* _WHAT IS NEEDED_
Return all the entries exactly. No pictures.

THE INPUT START

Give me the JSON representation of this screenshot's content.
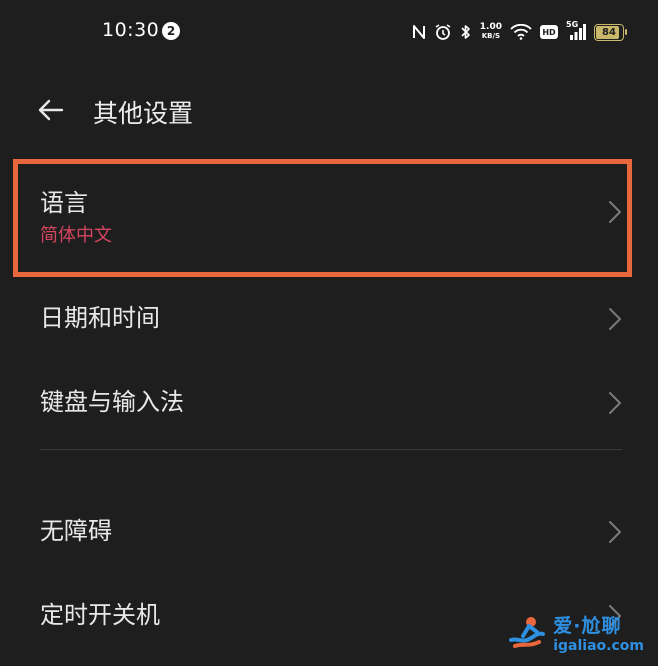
{
  "status_bar": {
    "time": "10:30",
    "notification_count": "2",
    "net_speed_value": "1.00",
    "net_speed_unit": "KB/S",
    "hd_label": "HD",
    "signal_label": "5G",
    "battery_level": "84",
    "icons": [
      "nfc-icon",
      "alarm-icon",
      "bluetooth-icon",
      "wifi-icon",
      "signal-icon",
      "battery-icon"
    ]
  },
  "header": {
    "back_icon": "arrow-left-icon",
    "title": "其他设置"
  },
  "list": {
    "items": [
      {
        "label": "语言",
        "value": "简体中文"
      },
      {
        "label": "日期和时间"
      },
      {
        "label": "键盘与输入法"
      },
      {
        "label": "无障碍"
      },
      {
        "label": "定时开关机"
      }
    ]
  },
  "colors": {
    "background": "#1e1e1e",
    "accent_value": "#d4455f",
    "highlight_border": "#e8673c",
    "battery": "#c9b86a",
    "watermark": "#2f8fe0"
  },
  "watermark": {
    "main": "爱·尬聊",
    "url": "igaliao.com"
  }
}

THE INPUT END

* _REPLY TO THE TASK_
Give me the JSON representation of this screenshot's content.
{
  "status_bar": {
    "time": "10:30",
    "notification_count": "2",
    "net_speed_value": "1.00",
    "net_speed_unit": "KB/S",
    "hd_label": "HD",
    "signal_label": "5G",
    "battery_level": "84",
    "icons": [
      "nfc-icon",
      "alarm-icon",
      "bluetooth-icon",
      "wifi-icon",
      "signal-icon",
      "battery-icon"
    ]
  },
  "header": {
    "back_icon": "arrow-left-icon",
    "title": "其他设置"
  },
  "list": {
    "items": [
      {
        "label": "语言",
        "value": "简体中文"
      },
      {
        "label": "日期和时间"
      },
      {
        "label": "键盘与输入法"
      },
      {
        "label": "无障碍"
      },
      {
        "label": "定时开关机"
      }
    ]
  },
  "colors": {
    "background": "#1e1e1e",
    "accent_value": "#d4455f",
    "highlight_border": "#e8673c",
    "battery": "#c9b86a",
    "watermark": "#2f8fe0"
  },
  "watermark": {
    "main": "爱·尬聊",
    "url": "igaliao.com"
  }
}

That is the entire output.